- Requirement
In the data that follows, count every line holding the string "Testing" and give the count alone.

==== Data supplied ====

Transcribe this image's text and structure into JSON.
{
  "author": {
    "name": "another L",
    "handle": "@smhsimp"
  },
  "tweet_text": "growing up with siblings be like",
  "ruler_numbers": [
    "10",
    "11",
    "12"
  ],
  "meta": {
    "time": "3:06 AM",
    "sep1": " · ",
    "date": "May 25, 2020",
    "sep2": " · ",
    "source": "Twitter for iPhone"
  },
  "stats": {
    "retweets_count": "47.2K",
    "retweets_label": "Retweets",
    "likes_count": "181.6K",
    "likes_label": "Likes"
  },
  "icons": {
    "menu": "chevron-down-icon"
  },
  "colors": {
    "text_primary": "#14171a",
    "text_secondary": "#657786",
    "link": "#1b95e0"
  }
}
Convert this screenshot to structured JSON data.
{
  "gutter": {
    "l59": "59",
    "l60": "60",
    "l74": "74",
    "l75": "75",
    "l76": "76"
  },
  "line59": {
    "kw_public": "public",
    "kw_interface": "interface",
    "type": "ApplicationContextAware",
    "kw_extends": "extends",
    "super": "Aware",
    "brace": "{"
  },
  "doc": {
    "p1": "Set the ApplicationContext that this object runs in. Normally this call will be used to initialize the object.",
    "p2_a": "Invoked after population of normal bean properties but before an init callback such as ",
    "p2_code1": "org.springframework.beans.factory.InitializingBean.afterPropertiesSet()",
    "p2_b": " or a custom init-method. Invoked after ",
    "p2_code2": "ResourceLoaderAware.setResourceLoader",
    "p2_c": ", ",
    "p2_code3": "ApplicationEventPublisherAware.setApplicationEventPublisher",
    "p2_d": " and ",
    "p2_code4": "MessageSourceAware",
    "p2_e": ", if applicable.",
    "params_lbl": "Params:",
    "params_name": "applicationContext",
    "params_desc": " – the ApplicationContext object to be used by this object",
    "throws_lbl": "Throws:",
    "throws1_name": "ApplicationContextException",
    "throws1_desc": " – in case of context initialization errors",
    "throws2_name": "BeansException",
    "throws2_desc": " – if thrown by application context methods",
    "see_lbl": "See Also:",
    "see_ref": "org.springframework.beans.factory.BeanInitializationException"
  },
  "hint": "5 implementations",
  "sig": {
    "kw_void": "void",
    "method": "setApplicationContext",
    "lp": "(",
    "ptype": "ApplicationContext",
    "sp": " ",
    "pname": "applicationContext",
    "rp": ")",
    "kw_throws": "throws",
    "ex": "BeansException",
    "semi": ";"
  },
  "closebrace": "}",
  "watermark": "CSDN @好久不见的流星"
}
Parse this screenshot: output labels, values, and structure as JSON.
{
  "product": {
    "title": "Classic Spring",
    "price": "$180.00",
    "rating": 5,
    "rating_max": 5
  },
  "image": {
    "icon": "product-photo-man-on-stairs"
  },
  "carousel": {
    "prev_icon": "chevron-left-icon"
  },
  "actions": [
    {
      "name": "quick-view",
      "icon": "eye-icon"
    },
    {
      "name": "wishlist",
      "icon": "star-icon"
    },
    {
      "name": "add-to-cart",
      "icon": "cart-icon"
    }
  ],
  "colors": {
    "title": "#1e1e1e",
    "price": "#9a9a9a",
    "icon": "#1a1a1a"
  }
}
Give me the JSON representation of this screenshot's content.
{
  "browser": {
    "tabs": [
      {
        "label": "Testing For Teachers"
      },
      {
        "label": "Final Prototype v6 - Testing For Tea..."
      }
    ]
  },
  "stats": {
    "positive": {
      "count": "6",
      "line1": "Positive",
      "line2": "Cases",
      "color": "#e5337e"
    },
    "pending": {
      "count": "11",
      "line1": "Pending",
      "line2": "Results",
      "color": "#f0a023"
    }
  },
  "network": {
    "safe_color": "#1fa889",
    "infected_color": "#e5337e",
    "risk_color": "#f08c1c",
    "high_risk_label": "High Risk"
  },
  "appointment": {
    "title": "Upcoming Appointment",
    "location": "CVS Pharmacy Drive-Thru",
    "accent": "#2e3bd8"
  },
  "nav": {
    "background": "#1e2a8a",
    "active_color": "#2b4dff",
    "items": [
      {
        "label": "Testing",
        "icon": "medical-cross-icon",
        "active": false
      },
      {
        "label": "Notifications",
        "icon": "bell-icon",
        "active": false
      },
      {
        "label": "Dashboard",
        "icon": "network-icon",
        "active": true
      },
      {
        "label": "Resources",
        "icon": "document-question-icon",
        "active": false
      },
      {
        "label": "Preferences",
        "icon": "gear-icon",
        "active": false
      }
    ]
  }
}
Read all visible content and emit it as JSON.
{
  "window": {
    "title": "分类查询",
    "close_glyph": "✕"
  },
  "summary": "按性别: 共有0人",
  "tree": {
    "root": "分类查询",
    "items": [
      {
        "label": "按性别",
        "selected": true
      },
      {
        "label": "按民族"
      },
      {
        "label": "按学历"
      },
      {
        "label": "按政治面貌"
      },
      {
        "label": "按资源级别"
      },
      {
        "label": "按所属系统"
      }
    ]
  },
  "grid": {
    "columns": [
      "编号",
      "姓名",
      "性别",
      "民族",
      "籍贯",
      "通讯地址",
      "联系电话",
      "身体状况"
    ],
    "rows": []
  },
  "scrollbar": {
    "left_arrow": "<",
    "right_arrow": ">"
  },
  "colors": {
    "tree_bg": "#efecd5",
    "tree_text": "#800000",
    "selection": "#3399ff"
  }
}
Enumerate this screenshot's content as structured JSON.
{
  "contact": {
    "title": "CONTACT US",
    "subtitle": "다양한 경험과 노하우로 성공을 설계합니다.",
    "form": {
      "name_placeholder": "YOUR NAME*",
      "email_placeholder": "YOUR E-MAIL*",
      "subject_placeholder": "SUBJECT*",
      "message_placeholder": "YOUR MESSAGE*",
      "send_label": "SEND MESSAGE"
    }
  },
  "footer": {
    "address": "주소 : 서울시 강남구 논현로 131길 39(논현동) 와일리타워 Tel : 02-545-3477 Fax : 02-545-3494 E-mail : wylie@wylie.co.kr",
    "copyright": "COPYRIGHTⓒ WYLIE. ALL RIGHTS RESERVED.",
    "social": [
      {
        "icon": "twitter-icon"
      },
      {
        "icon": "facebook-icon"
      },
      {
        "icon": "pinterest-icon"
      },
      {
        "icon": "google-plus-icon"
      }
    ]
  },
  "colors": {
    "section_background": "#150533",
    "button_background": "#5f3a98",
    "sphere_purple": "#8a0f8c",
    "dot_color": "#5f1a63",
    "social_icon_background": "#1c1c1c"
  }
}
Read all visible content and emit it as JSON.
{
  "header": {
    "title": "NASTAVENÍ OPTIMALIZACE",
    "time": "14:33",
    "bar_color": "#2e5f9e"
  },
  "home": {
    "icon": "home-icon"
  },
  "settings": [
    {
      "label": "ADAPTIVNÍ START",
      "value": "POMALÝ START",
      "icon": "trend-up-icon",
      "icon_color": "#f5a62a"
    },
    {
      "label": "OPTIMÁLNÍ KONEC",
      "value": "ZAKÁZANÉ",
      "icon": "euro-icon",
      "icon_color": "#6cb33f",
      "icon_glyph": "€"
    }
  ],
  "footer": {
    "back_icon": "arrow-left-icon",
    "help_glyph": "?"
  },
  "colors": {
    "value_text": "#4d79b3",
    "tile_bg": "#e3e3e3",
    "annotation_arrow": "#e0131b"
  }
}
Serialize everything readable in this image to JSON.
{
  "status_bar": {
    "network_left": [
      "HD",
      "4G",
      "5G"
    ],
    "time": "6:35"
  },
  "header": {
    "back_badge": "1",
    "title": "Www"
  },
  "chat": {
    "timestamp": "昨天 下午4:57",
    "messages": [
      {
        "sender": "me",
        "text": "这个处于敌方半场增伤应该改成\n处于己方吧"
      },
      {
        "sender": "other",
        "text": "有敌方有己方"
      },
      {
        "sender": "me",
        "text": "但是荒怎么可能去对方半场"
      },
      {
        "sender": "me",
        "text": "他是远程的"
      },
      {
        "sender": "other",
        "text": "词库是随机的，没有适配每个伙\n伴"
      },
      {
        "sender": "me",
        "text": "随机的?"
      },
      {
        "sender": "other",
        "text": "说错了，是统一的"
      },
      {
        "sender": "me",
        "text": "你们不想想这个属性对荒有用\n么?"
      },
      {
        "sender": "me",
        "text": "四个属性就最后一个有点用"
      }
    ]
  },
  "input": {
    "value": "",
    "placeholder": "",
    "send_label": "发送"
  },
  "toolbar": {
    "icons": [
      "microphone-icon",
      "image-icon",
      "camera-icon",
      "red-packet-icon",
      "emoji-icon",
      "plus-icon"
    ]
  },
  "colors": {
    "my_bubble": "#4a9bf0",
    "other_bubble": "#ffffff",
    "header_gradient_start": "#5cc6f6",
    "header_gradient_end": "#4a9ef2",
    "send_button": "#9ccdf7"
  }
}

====

- Reply to the task
3